EXERCISE REQUIREMENTS:
Tell how many lines of the data below have the string "JSON" in them. Say nothing more.

(Stored items)
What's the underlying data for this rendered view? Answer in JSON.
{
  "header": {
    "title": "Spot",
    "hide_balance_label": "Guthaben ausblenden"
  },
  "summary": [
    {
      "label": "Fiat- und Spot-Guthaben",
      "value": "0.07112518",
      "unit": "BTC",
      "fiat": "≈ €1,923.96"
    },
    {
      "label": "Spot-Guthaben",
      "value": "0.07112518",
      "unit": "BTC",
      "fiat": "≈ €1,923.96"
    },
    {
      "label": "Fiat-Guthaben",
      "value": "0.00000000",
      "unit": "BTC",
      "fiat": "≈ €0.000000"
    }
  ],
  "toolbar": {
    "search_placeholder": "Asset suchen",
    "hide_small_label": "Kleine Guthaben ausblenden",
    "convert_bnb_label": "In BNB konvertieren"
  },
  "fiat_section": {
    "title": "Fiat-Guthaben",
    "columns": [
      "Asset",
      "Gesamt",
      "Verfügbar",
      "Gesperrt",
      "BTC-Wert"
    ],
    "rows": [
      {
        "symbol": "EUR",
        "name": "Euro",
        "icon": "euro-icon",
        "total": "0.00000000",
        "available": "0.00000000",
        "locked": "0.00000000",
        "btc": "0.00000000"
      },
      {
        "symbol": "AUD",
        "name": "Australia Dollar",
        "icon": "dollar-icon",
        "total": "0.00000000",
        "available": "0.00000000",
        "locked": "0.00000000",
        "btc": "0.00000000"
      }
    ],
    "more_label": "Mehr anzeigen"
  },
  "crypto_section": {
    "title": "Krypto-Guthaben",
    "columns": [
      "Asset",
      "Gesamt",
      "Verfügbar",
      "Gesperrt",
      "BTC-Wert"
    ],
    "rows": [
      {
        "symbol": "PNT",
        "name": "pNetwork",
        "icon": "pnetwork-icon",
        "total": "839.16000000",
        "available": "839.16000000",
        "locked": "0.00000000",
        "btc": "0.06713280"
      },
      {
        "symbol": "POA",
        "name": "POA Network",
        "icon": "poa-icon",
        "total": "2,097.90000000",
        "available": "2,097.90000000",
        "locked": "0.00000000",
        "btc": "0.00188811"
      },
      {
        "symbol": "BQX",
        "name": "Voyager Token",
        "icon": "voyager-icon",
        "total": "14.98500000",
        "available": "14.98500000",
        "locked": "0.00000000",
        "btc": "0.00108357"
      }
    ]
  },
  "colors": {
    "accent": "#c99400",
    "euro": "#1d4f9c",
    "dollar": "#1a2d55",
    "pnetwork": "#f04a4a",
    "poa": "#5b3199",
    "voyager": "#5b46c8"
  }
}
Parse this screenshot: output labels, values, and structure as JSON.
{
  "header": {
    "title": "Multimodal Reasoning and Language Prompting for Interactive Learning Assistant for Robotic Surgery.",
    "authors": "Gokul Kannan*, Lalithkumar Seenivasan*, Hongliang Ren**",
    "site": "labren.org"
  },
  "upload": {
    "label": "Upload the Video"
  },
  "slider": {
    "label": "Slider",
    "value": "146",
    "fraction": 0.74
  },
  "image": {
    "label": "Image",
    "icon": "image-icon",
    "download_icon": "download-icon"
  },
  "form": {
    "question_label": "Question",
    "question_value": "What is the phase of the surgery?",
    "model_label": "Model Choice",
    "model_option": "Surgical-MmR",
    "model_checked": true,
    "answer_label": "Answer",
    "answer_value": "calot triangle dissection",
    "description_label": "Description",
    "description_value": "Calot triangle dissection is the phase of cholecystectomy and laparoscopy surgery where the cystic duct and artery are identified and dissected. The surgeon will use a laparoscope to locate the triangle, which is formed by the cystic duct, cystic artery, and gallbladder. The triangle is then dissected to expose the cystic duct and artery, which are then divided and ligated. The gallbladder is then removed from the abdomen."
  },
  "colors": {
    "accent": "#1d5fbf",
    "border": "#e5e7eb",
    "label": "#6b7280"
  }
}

EXERCISE RESPONSE:
2